He explained that one year ago, when the Medal of Honor memorial was being dedicated at Mineral Wells High School – the site of Camp Wolters – he was in command of Seventh Battalion, conducting special operations in the African Continent and of a joint unit in Katar.
“Upon that day, I conveyed it to my troops that it's important that you remember those that have gone before you because that is what fuels the fire of imagination of our brave soldiers, sailors, airmen and Coast Guardsmen out there that fight on this country's behalf.
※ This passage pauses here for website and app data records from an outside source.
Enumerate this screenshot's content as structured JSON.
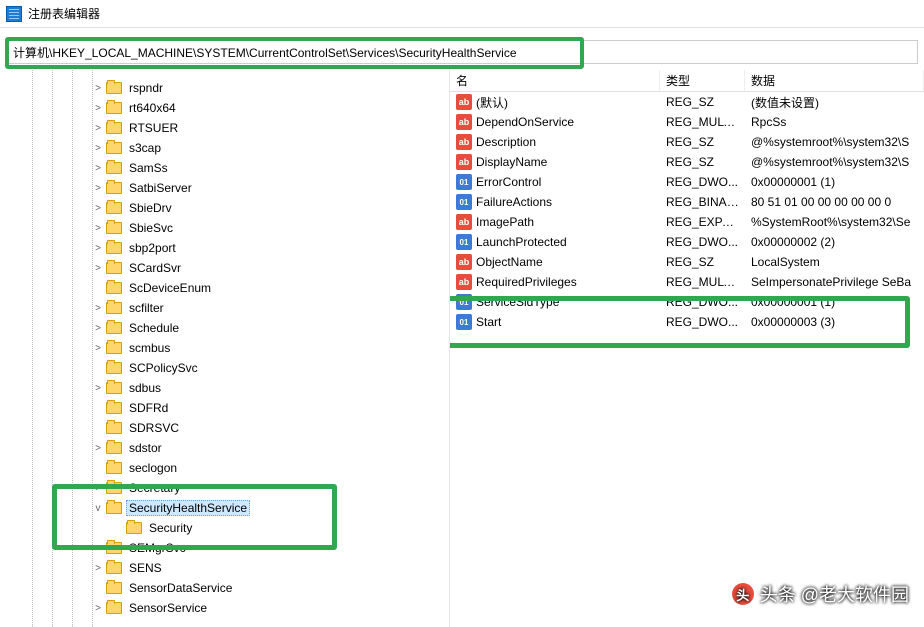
{
  "title": "注册表编辑器",
  "address": "计算机\\HKEY_LOCAL_MACHINE\\SYSTEM\\CurrentControlSet\\Services\\SecurityHealthService",
  "columns": {
    "name": "名",
    "type": "类型",
    "data": "数据"
  },
  "tree": [
    {
      "label": "rspndr",
      "indent": 92,
      "toggle": ">"
    },
    {
      "label": "rt640x64",
      "indent": 92,
      "toggle": ">"
    },
    {
      "label": "RTSUER",
      "indent": 92,
      "toggle": ">"
    },
    {
      "label": "s3cap",
      "indent": 92,
      "toggle": ">"
    },
    {
      "label": "SamSs",
      "indent": 92,
      "toggle": ">"
    },
    {
      "label": "SatbiServer",
      "indent": 92,
      "toggle": ">"
    },
    {
      "label": "SbieDrv",
      "indent": 92,
      "toggle": ">"
    },
    {
      "label": "SbieSvc",
      "indent": 92,
      "toggle": ">"
    },
    {
      "label": "sbp2port",
      "indent": 92,
      "toggle": ">"
    },
    {
      "label": "SCardSvr",
      "indent": 92,
      "toggle": ">"
    },
    {
      "label": "ScDeviceEnum",
      "indent": 92,
      "toggle": " "
    },
    {
      "label": "scfilter",
      "indent": 92,
      "toggle": ">"
    },
    {
      "label": "Schedule",
      "indent": 92,
      "toggle": ">"
    },
    {
      "label": "scmbus",
      "indent": 92,
      "toggle": ">"
    },
    {
      "label": "SCPolicySvc",
      "indent": 92,
      "toggle": " "
    },
    {
      "label": "sdbus",
      "indent": 92,
      "toggle": ">"
    },
    {
      "label": "SDFRd",
      "indent": 92,
      "toggle": " "
    },
    {
      "label": "SDRSVC",
      "indent": 92,
      "toggle": " "
    },
    {
      "label": "sdstor",
      "indent": 92,
      "toggle": ">"
    },
    {
      "label": "seclogon",
      "indent": 92,
      "toggle": " "
    },
    {
      "label": "Secretary",
      "indent": 92,
      "toggle": ">"
    },
    {
      "label": "SecurityHealthService",
      "indent": 92,
      "toggle": "v",
      "selected": true
    },
    {
      "label": "Security",
      "indent": 112,
      "toggle": " "
    },
    {
      "label": "SEMgrSvc",
      "indent": 92,
      "toggle": ">"
    },
    {
      "label": "SENS",
      "indent": 92,
      "toggle": ">"
    },
    {
      "label": "SensorDataService",
      "indent": 92,
      "toggle": " "
    },
    {
      "label": "SensorService",
      "indent": 92,
      "toggle": ">"
    }
  ],
  "values": [
    {
      "icon": "str",
      "name": "(默认)",
      "type": "REG_SZ",
      "data": "(数值未设置)"
    },
    {
      "icon": "str",
      "name": "DependOnService",
      "type": "REG_MULT...",
      "data": "RpcSs"
    },
    {
      "icon": "str",
      "name": "Description",
      "type": "REG_SZ",
      "data": "@%systemroot%\\system32\\S"
    },
    {
      "icon": "str",
      "name": "DisplayName",
      "type": "REG_SZ",
      "data": "@%systemroot%\\system32\\S"
    },
    {
      "icon": "bin",
      "name": "ErrorControl",
      "type": "REG_DWO...",
      "data": "0x00000001 (1)"
    },
    {
      "icon": "bin",
      "name": "FailureActions",
      "type": "REG_BINARY",
      "data": "80 51 01 00 00 00 00 00 0"
    },
    {
      "icon": "str",
      "name": "ImagePath",
      "type": "REG_EXPA...",
      "data": "%SystemRoot%\\system32\\Se"
    },
    {
      "icon": "bin",
      "name": "LaunchProtected",
      "type": "REG_DWO...",
      "data": "0x00000002 (2)"
    },
    {
      "icon": "str",
      "name": "ObjectName",
      "type": "REG_SZ",
      "data": "LocalSystem"
    },
    {
      "icon": "str",
      "name": "RequiredPrivileges",
      "type": "REG_MULT...",
      "data": "SeImpersonatePrivilege SeBa"
    },
    {
      "icon": "bin",
      "name": "ServiceSidType",
      "type": "REG_DWO...",
      "data": "0x00000001 (1)"
    },
    {
      "icon": "bin",
      "name": "Start",
      "type": "REG_DWO...",
      "data": "0x00000003 (3)"
    }
  ],
  "watermark": "头条 @老大软件园"
}
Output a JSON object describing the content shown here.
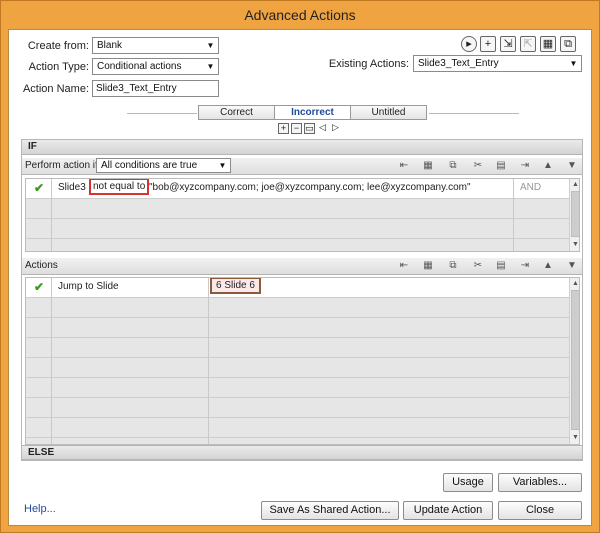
{
  "window": {
    "title": "Advanced Actions"
  },
  "form": {
    "create_from_label": "Create from:",
    "create_from_value": "Blank",
    "action_type_label": "Action Type:",
    "action_type_value": "Conditional actions",
    "action_name_label": "Action Name:",
    "action_name_value": "Slide3_Text_Entry",
    "existing_actions_label": "Existing Actions:",
    "existing_actions_value": "Slide3_Text_Entry"
  },
  "tabs": [
    {
      "label": "Correct",
      "active": false
    },
    {
      "label": "Incorrect",
      "active": true
    },
    {
      "label": "Untitled",
      "active": false
    }
  ],
  "if_section": {
    "header": "IF",
    "perform_label": "Perform action if:",
    "perform_value": "All conditions are true",
    "condition": {
      "variable": "Slide3",
      "operator": "not equal to",
      "value": "\"bob@xyzcompany.com; joe@xyzcompany.com; lee@xyzcompany.com\"",
      "join": "AND"
    }
  },
  "actions_section": {
    "header": "Actions",
    "action": {
      "command": "Jump to Slide",
      "target": "6 Slide 6"
    }
  },
  "else_section": {
    "header": "ELSE"
  },
  "buttons": {
    "usage": "Usage",
    "variables": "Variables...",
    "help": "Help...",
    "save_shared": "Save As Shared Action...",
    "update": "Update Action",
    "close": "Close"
  },
  "colors": {
    "title_bar": "#f0a341",
    "highlight_border": "#d9342b",
    "check": "#3a9a1f",
    "link": "#1f4ba0"
  }
}
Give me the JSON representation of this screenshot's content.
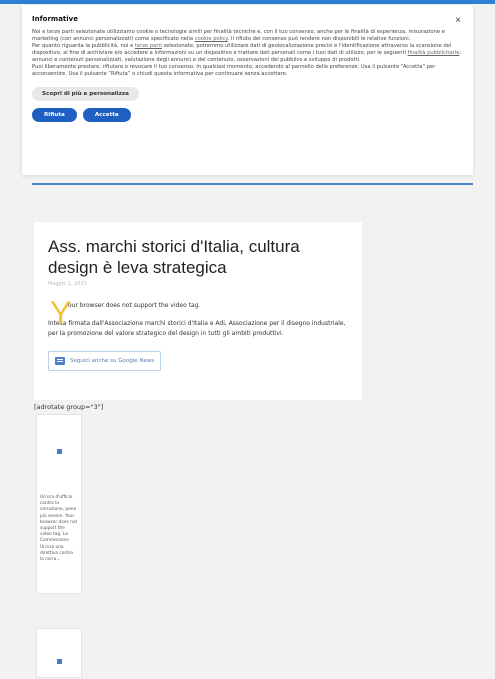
{
  "cookie": {
    "title": "Informative",
    "close": "×",
    "text_1": "Noi e terze parti selezionate utilizziamo cookie o tecnologie simili per finalità tecniche e, con il tuo consenso, anche per le finalità di esperienza, misurazione e marketing (con annunci personalizzati) come specificato nella",
    "policy_link": "cookie policy",
    "text_1b": ". Il rifiuto del consenso può rendere non disponibili le relative funzioni.",
    "text_2": "Per quanto riguarda la pubblicità, noi e",
    "third_link": "terze parti",
    "text_2b": "selezionate, potremmo utilizzare dati di geolocalizzazione precisi e l'identificazione attraverso la scansione del dispositivo, al fine di archiviare e/o accedere a informazioni su un dispositivo e trattare dati personali come i tuoi dati di utilizzo, per le seguenti",
    "purposes_link": "finalità pubblicitarie",
    "text_2c": ": annunci e contenuti personalizzati, valutazione degli annunci e del contenuto, osservazioni del pubblico e sviluppo di prodotti.",
    "text_3": "Puoi liberamente prestare, rifiutare o revocare il tuo consenso, in qualsiasi momento, accedendo al pannello delle preferenze. Usa il pulsante “Accetta” per acconsentire. Usa il pulsante “Rifiuta” o chiudi questa informativa per continuare senza accettare.",
    "more_button": "Scopri di più e personalizza",
    "reject_button": "Rifiuta",
    "accept_button": "Accetta"
  },
  "article": {
    "title": "Ass. marchi storici d'Italia, cultura design è leva strategica",
    "date": "Maggio 2, 2023",
    "dropcap": "Y",
    "video_text": "our browser does not support the video tag.",
    "body": "Intesa firmata dall'Associazione marchi storici d'Italia e Adi, Associazione per il disegno industriale, per la promozione del valore strategico del design in tutti gli ambiti produttivi.",
    "gnews_label": "Seguici anche su Google News"
  },
  "adrotate": "[adrotate group=\"3\"]",
  "cards": [
    {
      "text": "Un'ora d'ufficio contro la corruzione, pene più severe. Your browser does not support the video tag. La Commissione Un'ora una direttiva contro la corru..."
    },
    {
      "text": ""
    }
  ],
  "colors": {
    "accent": "#1f5fc2",
    "dropcap": "#f2c23a"
  }
}
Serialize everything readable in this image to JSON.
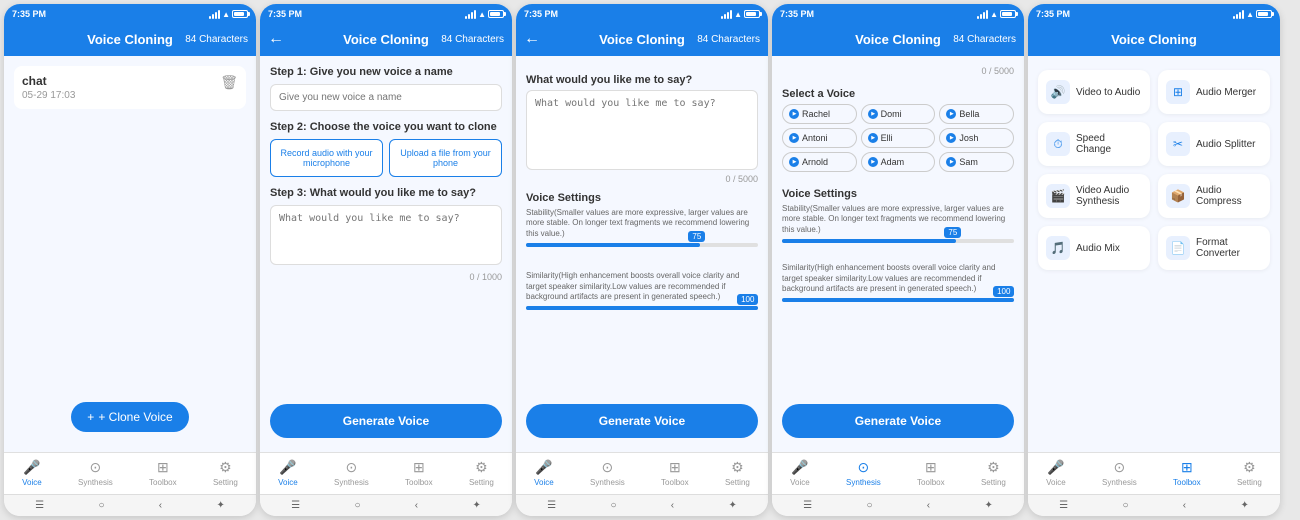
{
  "screens": [
    {
      "id": "screen1",
      "status_time": "7:35 PM",
      "header_title": "Voice Cloning",
      "char_count": "84 Characters",
      "has_back": false,
      "content_type": "chat",
      "chat": {
        "name": "chat",
        "date": "05-29 17:03"
      },
      "clone_button": "+ Clone Voice",
      "nav": {
        "items": [
          "Voice",
          "Synthesis",
          "Toolbox",
          "Setting"
        ],
        "active": 0
      }
    },
    {
      "id": "screen2",
      "status_time": "7:35 PM",
      "header_title": "Voice Cloning",
      "char_count": "84 Characters",
      "has_back": true,
      "content_type": "clone_setup",
      "step1_title": "Step 1: Give you new voice a name",
      "step1_placeholder": "Give you new voice a name",
      "step2_title": "Step 2: Choose the voice you want to clone",
      "btn1": "Record audio with your microphone",
      "btn2": "Upload a file from your phone",
      "step3_title": "Step 3: What would you like me to say?",
      "step3_placeholder": "What would you like me to say?",
      "char_counter": "0 / 1000",
      "generate_label": "Generate Voice",
      "nav": {
        "items": [
          "Voice",
          "Synthesis",
          "Toolbox",
          "Setting"
        ],
        "active": 0
      }
    },
    {
      "id": "screen3",
      "status_time": "7:35 PM",
      "header_title": "Voice Cloning",
      "char_count": "84 Characters",
      "has_back": true,
      "content_type": "say_something",
      "say_title": "What would you like me to say?",
      "say_placeholder": "What would you like me to say?",
      "char_counter": "0 / 5000",
      "voice_settings_title": "Voice Settings",
      "stability_desc": "Stability(Smaller values are more expressive, larger values are more stable. On longer text fragments we recommend lowering this value.)",
      "stability_val": 75,
      "similarity_desc": "Similarity(High enhancement boosts overall voice clarity and target speaker similarity.Low values are recommended if background artifacts are present in generated speech.)",
      "similarity_val": 100,
      "generate_label": "Generate Voice",
      "nav": {
        "items": [
          "Voice",
          "Synthesis",
          "Toolbox",
          "Setting"
        ],
        "active": 0
      }
    },
    {
      "id": "screen4",
      "status_time": "7:35 PM",
      "header_title": "Voice Cloning",
      "char_count": "84 Characters",
      "has_back": false,
      "content_type": "synthesis",
      "select_voice_title": "Select a Voice",
      "voices": [
        "Rachel",
        "Domi",
        "Bella",
        "Antoni",
        "Elli",
        "Josh",
        "Arnold",
        "Adam",
        "Sam"
      ],
      "voice_settings_title": "Voice Settings",
      "stability_desc": "Stability(Smaller values are more expressive, larger values are more stable. On longer text fragments we recommend lowering this value.)",
      "stability_val": 75,
      "similarity_desc": "Similarity(High enhancement boosts overall voice clarity and target speaker similarity.Low values are recommended if background artifacts are present in generated speech.)",
      "similarity_val": 100,
      "generate_label": "Generate Voice",
      "nav": {
        "items": [
          "Voice",
          "Synthesis",
          "Toolbox",
          "Setting"
        ],
        "active": 1
      }
    },
    {
      "id": "screen5",
      "status_time": "7:35 PM",
      "header_title": "Voice Cloning",
      "has_back": false,
      "content_type": "toolbox",
      "tools": [
        {
          "icon": "🔊",
          "label": "Video to Audio"
        },
        {
          "icon": "⊞",
          "label": "Audio Merger"
        },
        {
          "icon": "⏱",
          "label": "Speed Change"
        },
        {
          "icon": "✂",
          "label": "Audio Splitter"
        },
        {
          "icon": "🎬",
          "label": "Video Audio Synthesis"
        },
        {
          "icon": "📦",
          "label": "Audio Compress"
        },
        {
          "icon": "🎵",
          "label": "Audio Mix"
        },
        {
          "icon": "📄",
          "label": "Format Converter"
        }
      ],
      "nav": {
        "items": [
          "Voice",
          "Synthesis",
          "Toolbox",
          "Setting"
        ],
        "active": 2
      }
    }
  ]
}
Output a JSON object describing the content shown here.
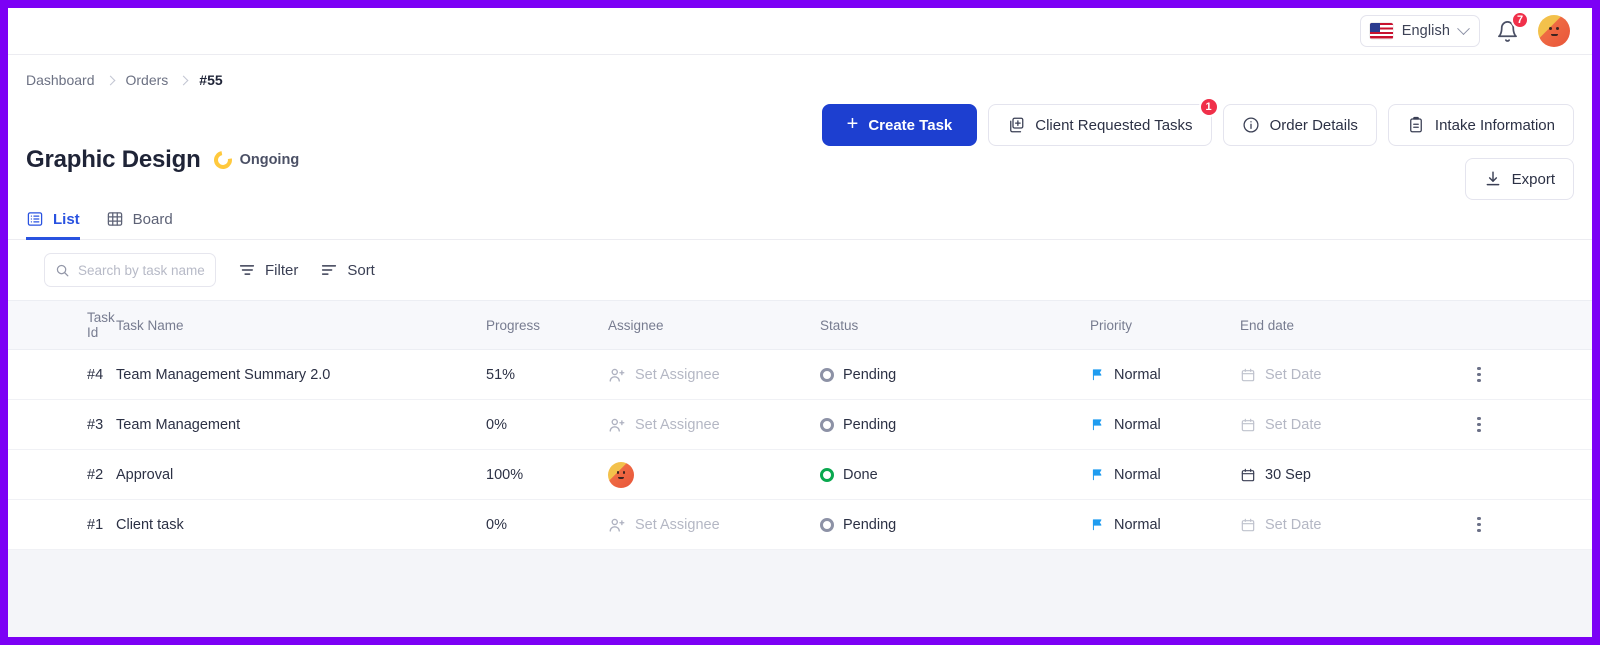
{
  "topbar": {
    "language": "English",
    "flag_icon": "us-flag-icon",
    "chevron_icon": "chevron-down-icon",
    "bell_icon": "bell-icon",
    "notification_count": "7",
    "avatar_icon": "user-avatar"
  },
  "breadcrumb": {
    "items": [
      {
        "label": "Dashboard",
        "current": false
      },
      {
        "label": "Orders",
        "current": false
      },
      {
        "label": "#55",
        "current": true
      }
    ]
  },
  "header": {
    "title": "Graphic Design",
    "status": "Ongoing",
    "status_icon": "ongoing-donut-icon",
    "status_color": "#ffc93d"
  },
  "actions": {
    "create_task": {
      "label": "Create Task",
      "icon": "plus-icon",
      "color": "#1d3fd0"
    },
    "client_requested_tasks": {
      "label": "Client Requested Tasks",
      "icon": "copy-plus-icon",
      "badge": "1",
      "badge_color": "#f0304a"
    },
    "order_details": {
      "label": "Order Details",
      "icon": "info-circle-icon"
    },
    "intake_information": {
      "label": "Intake Information",
      "icon": "clipboard-icon"
    },
    "export": {
      "label": "Export",
      "icon": "download-icon"
    }
  },
  "tabs": [
    {
      "label": "List",
      "icon": "list-view-icon",
      "active": true
    },
    {
      "label": "Board",
      "icon": "grid-view-icon",
      "active": false
    }
  ],
  "toolbar": {
    "search": {
      "value": "",
      "placeholder": "Search by task name",
      "icon": "search-icon"
    },
    "filter": {
      "label": "Filter",
      "icon": "filter-icon"
    },
    "sort": {
      "label": "Sort",
      "icon": "sort-icon"
    }
  },
  "table": {
    "columns": [
      "Task Id",
      "Task Name",
      "Progress",
      "Assignee",
      "Status",
      "Priority",
      "End date"
    ],
    "rows": [
      {
        "task_id": "#4",
        "task_name": "Team Management Summary 2.0",
        "progress": "51%",
        "assignee": "Set Assignee",
        "assignee_set": false,
        "status": "Pending",
        "status_state": "pending",
        "priority": "Normal",
        "end_date": "Set Date",
        "date_set": false,
        "has_menu": true
      },
      {
        "task_id": "#3",
        "task_name": "Team Management",
        "progress": "0%",
        "assignee": "Set Assignee",
        "assignee_set": false,
        "status": "Pending",
        "status_state": "pending",
        "priority": "Normal",
        "end_date": "Set Date",
        "date_set": false,
        "has_menu": true
      },
      {
        "task_id": "#2",
        "task_name": "Approval",
        "progress": "100%",
        "assignee": "",
        "assignee_set": true,
        "status": "Done",
        "status_state": "done",
        "priority": "Normal",
        "end_date": "30 Sep",
        "date_set": true,
        "has_menu": false
      },
      {
        "task_id": "#1",
        "task_name": "Client task",
        "progress": "0%",
        "assignee": "Set Assignee",
        "assignee_set": false,
        "status": "Pending",
        "status_state": "pending",
        "priority": "Normal",
        "end_date": "Set Date",
        "date_set": false,
        "has_menu": true
      }
    ],
    "icons": {
      "assignee": "person-add-icon",
      "calendar": "calendar-icon",
      "flag": "flag-icon",
      "menu": "kebab-menu-icon"
    },
    "flag_color": "#1f9cf0",
    "done_color": "#0aa84f",
    "pending_color": "#8d92a6"
  }
}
As a response … they flew these flags above their compound, some of them in the heat of battle, and had a formation last year on the 25th of March to commemorate this wonderful testament to the Medal of Honor winners of this country,” he said pointing to a framed display of six folded flags, “and specifically to this community, the 14 that we have commemorated.
“Those soldiers out there do know and understand Medal of Honor means something, the United States of America means something, and when we see what's been thrown down before us, we are charged with keeping that going,” he added.
Evans concluded by thanking the Fort Wolters Gate Committee for honoring the Medal of Honor awardees and thanking two sets of Medal of Honor awardee relatives – Bill Knight and June Campbell, brother and sister of Jack Knight, a Garner native, and Sandee and Tom Swanson, the widow and brother of Jon Swanson, who were in attendance from Colorado.
One brother's story
Bill Knight, who with his sister June Campbell, was at this year's and last year's ceremonies, said it was an honor to come and represent his brother, Jack Knight, and the 13 other Medal of Honor recipients.
Locally grown, he said their family, which included seven boys and one girl, grew up on a farm just east of Lake Mineral Wells.